Tenderness & Swelling

Swelling for the first week after surgery is common and nothing to cause alarm. In fact, sometimes the swelling may increase and peak 3 to 4 days after surgery. To help minimize swelling we suggest using ice packs intermittently…that means 15 minutes on, and then 15 minutes off, throughout the day until you are ready for bed. You don’t need a fancy ice pack for this, in fact, a bag of frozen peas wrapped in a dishtowel works great, forming itself to the area comfortably.

The surgical area may be tender for several days following your surgery. The tenderness you may experience should decrease slowly over the week as the area begins the healing process. Some tenderness may be present for several months after your surgery as the deep bony healing continues in the surgical area.

Medications & Prescriptions

After your surgical procedure, you may be given antibiotics a a precaution against bacteria near the surgical site. Please be sure to take the full course of prescribed antibiotics as directed by the doctor to insure that all of the bacteria is eliminated.

IMPORTANT: If you take birth control and antibiotics, an additional method of birth control is recommended through the completion of the cycle! Antibiotics may inactivate the birth control pills.
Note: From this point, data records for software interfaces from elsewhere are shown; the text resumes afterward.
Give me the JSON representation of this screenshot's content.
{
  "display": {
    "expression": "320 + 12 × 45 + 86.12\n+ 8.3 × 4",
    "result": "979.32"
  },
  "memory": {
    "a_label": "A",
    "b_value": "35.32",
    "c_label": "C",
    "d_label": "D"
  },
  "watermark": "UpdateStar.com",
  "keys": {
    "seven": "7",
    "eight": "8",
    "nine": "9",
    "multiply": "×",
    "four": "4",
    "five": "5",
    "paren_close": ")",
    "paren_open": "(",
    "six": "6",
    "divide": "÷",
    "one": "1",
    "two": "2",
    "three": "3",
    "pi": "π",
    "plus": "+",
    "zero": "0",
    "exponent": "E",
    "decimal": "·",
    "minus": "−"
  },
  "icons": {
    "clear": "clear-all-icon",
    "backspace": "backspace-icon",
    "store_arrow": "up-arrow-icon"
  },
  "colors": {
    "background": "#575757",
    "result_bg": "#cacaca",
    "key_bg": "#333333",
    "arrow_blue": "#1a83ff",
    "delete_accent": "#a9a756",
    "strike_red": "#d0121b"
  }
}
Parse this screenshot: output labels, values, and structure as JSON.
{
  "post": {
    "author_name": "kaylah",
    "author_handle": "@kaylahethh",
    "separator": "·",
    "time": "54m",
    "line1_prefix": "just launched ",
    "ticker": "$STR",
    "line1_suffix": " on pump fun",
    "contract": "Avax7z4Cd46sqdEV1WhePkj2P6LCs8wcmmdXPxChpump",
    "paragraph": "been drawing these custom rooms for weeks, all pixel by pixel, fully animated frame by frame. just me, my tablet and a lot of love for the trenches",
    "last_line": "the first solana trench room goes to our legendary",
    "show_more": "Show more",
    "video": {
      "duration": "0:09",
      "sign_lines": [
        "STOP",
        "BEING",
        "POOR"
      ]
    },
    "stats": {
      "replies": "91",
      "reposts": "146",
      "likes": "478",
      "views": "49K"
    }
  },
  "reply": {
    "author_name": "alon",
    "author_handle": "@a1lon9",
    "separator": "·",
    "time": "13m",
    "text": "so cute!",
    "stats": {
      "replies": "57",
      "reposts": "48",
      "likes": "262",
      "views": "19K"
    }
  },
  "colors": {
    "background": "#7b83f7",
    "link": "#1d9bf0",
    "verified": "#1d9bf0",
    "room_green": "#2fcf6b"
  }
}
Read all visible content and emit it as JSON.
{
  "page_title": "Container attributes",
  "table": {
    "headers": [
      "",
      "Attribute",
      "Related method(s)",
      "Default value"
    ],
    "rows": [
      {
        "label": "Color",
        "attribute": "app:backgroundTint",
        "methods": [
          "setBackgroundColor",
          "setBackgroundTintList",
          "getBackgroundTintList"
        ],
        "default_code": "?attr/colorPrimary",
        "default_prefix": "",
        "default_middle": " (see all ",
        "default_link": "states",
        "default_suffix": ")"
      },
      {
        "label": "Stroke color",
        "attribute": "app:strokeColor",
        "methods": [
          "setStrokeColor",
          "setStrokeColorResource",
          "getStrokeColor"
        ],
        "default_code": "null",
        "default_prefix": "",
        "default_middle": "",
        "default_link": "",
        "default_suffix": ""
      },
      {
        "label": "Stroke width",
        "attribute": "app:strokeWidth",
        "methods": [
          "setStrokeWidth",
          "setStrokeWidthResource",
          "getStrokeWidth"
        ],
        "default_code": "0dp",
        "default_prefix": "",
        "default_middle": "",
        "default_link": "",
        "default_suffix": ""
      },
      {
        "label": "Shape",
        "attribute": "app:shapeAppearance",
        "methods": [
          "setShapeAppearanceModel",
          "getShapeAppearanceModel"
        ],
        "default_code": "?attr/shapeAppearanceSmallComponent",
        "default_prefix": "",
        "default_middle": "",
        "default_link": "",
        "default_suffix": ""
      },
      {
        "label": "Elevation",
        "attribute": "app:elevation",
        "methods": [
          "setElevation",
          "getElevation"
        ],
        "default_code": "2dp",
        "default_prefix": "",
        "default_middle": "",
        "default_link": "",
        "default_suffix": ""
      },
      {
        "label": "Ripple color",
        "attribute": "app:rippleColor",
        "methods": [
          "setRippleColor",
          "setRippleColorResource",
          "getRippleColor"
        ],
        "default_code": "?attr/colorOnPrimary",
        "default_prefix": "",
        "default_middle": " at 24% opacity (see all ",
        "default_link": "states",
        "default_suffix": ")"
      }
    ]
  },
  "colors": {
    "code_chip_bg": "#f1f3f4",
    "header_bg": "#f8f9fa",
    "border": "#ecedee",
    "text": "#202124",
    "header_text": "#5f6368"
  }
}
If you have any questions regarding the interaction between your birth control method and antibiotics, please discuss this with your doctor or pharmacist.

As with any medication, please contact your doctor or pharmacist if you note any unusual side effects while taking antibiotics and be sure to carefully read all of the enclosed instructions and interactions that are included with your medication.

Brushing, Flossing & Warm Water Rinses

Two or three days after your surgery has been completed, carefully rinse the surgical area with warm water (salt may be added) after every meal. On day three, you may begin to brush the surgical area gently using a soft bristled brush. Continue to keep all other areas of your mouth brushed and flossed as usual.

After week one you may resume regular brushing and flossing of the entire mouth, including the surgical area. We know it’s a curiosity… but please do not lift your lip to examine the stitches as this may cause them to pull or tear. Your sutures are made of a material specially formulated to dissolve, and so early loss of a suture or two isn’t anything to be concerned about. This is quite normal and part of the healing process.

Food & Drink

After your oral surgery you will want to limit your intake to soft foods and liquids (broths, juice, gelatins, pureed vegetables, etc.). The liquids will help you to stay hydrated until you feel comfortable chewing soft foods. Keep food on the opposite side of the mouth, and avoid using a straw as sucking may cause additional bleeding at the surgery site. It is important to drink plenty of fluids (five to six glasses) and do not skip meals. Skipping meals may cause you to become faint or dizzy. Soup may be the easiest way to get both nourishment and liquids while recovering from your surgery.

Two days after your surgery you may want to incorporate more solid (but still soft foods) into your diet. Be sure to cut food into small pieces, and avoid toast or foods that may irritate your sutures.

Smoking & Chewing Tobacco

Smoking or chewing tobacco products during the first week after your surgery will increase the risk of infection and hinder the healing process. Avoid both of these, especially during the period immediately following your surgery.

After-Hours Contact Information

All patients are given their endodontist’s home phone number along with our office number after treatment. If you have any after-hours questions, call your endodontist at home first, and if they are not available, call our office number. Our voice mail will notify one of our doctors to contact you promptly.

An endodontist is on call after-hours. If you need to call after hours, please have your pharmacy number available.